Monday, June 4, 2012

The Giving Voice Blogfest: "Hear Me"

Here's a little piece of flash fiction for the Giving Voice Blogfest, hosted by Madeleine Maddocks.  I decided I wanted to portray the pain of a young person who is already going through one of the most confusing times of her life.  Her difficulty with speech magnifies her pain and confusion.

I'm calling it: "Hear Me."

*               *               *               *               *

 “Oh look!  It’s A . . .an. . .an. . .a . . . anna!” 

Anna looked up to see Derek and Brendan.  Derek was the tallest guy in the seventh grade.  His speech, though forcefully broken, sounded perfectly clear.  He thought he was hilarious, but he never struggled to communicate.   His classmates, thinking he was funny and charming, loved him.

Anger boiled inside her.  She gripped her faded jeans with both hands, ignoring the pain of her fingernails digging into her flesh.  The cool stone of the squat fence on which she sat soaked through the thin denim.  Her eyes briefly flitted over to Brendan, who stood by quietly, strategically looking at some indistinguishable point in the distance.

“Do you want to say something?” Derek prodded.  His brown eyes were wide as he challenged her.  “Come on.  Just spit it out.  I have a couple of hours to kill.”

There were a lot of things Anna wished she could tell him.  There were a lot of things she wanted to tell Brendan too, but she didn’t dare.  Her words would only come out twisted, and the brokenness of her heartfelt words would only be turned against her.  Tears filled her eyes.

“What’s wrong?  Did your speech therapist get tired of waiting for you to finish a sentence?”

That would never happen.  Anna found some small comfort in that.  She slowly slid her hand up a couple of inches until she felt the reassuring rectangle of her little notepad.  There was one thing, other than Dr. Frost, that she could count on.  When she needed to get it all out, writing it down was the one foolproof outlet she had.

“Come on, we need to get going,” Brendan said.  “Stew’s waiting.”  His eyes awkwardly danced away from hers.

When Anna was alone again, she pulled out the little book and opened it to her favorite page.  She remembered the day when she was sitting in an empty classroom.  She was writing this poem.

Could you hear me?
The sounds in my heart
spill into the world
out of control.
Can you learn to understand
my pain?

Brendan came in to grab something, and noticing her there, he leaned over her shoulder.  She froze, expecting the worst.  Instead, he took her pencil and wrote in the margin.

“This is pretty.  People don’t always hear me either.”


  1. I can relate to this.

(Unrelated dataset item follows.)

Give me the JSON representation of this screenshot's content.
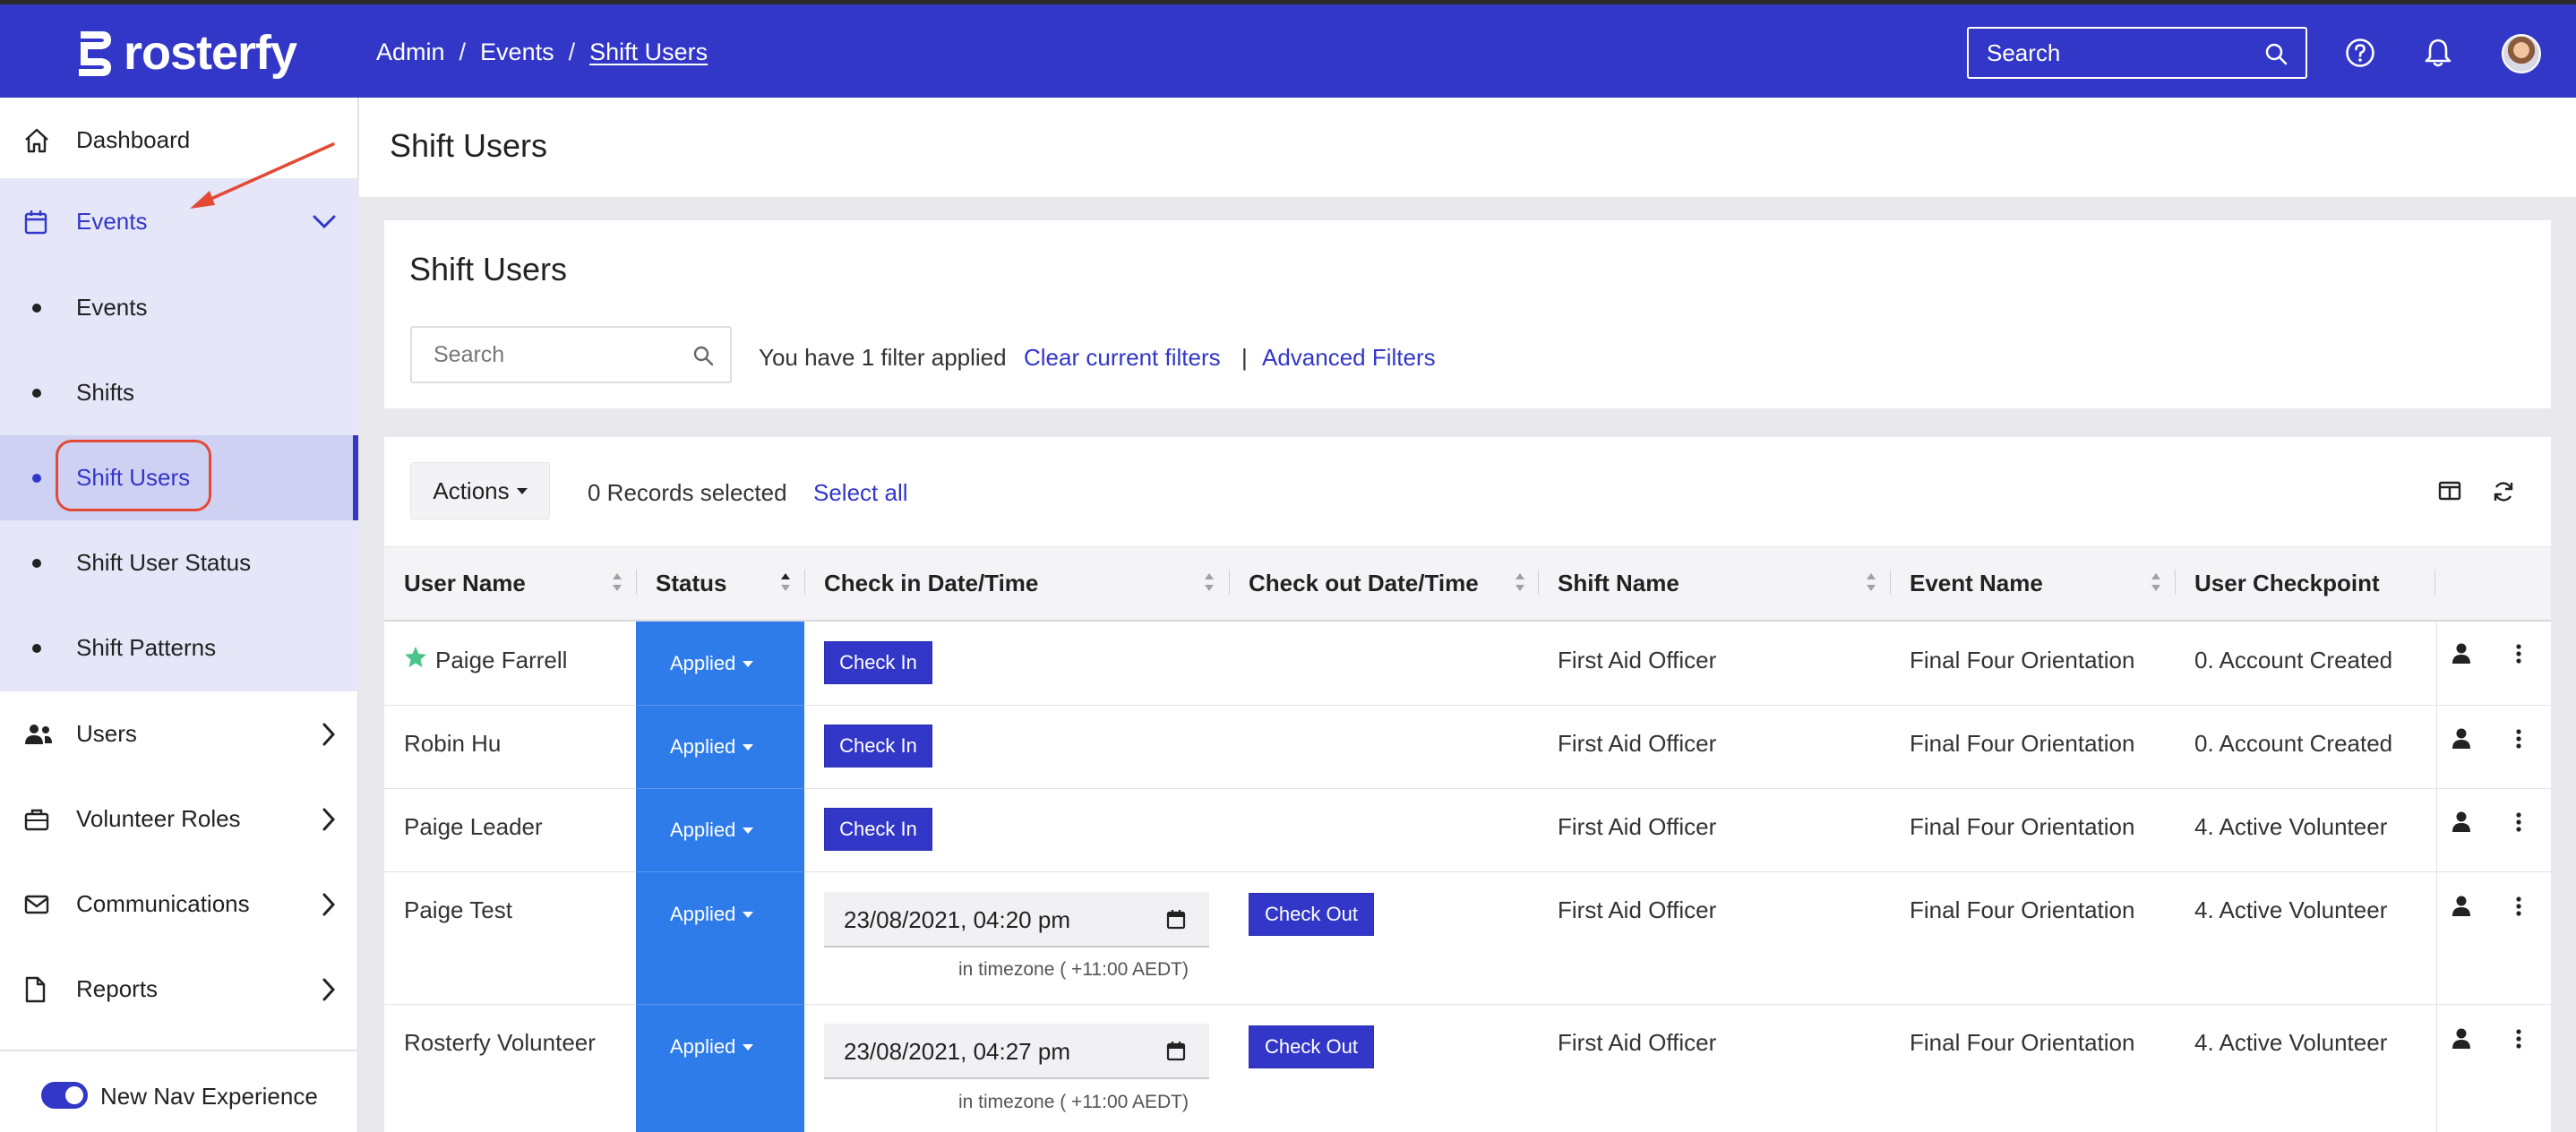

I have a friend I grew up with who had a sister who was partially (and legally) deaf. Her speech was poor and she didn't really learn to start talking until she was 5 because of cerebral palsy. In fact, her pain is quenched in the form of alcohol to this day...if she is still alive.

    Nice. Again, I can relate.

  2. Bravo, I loved this piece! I'm thrilled that you mention the Speech & Language therapist. It has a satsifying ending that while your MC is taunted by others who fail to tolerate her difficulties, there's someone out there who understands her pain.

  3. Gorgeous story - really captures the MC's isolation - cruelly accurate quips from the boys - excellent last line - poignant, yet uplifting. Thanks for this :-)

  4. Fantastic story! Great characters and the last line was very fitting.

  5. Beautiful story! I loved the ending.

  6. Oh, that's so touching. Good job with this story.

  7. This was moving and beautifully written.

  8. I'm glad this had a happy ending. I felt her frustration through and through

  9. Awww, so beautiful. It made me want to cry! I loved this story.

    There is an award for you on my blog, feel free to stop by sometime to pick it up! :)


  10. There's something that's both really satisfying and not at all about the way this's like there's more story to be told, and I want to know what it is. You captured Anna so well, L.G. - it was a pleasure getting to know her, however briefly.
    Some Dark Romantic

  11. Evocative; expressive. Quite a story wrapped up in this short excerpt.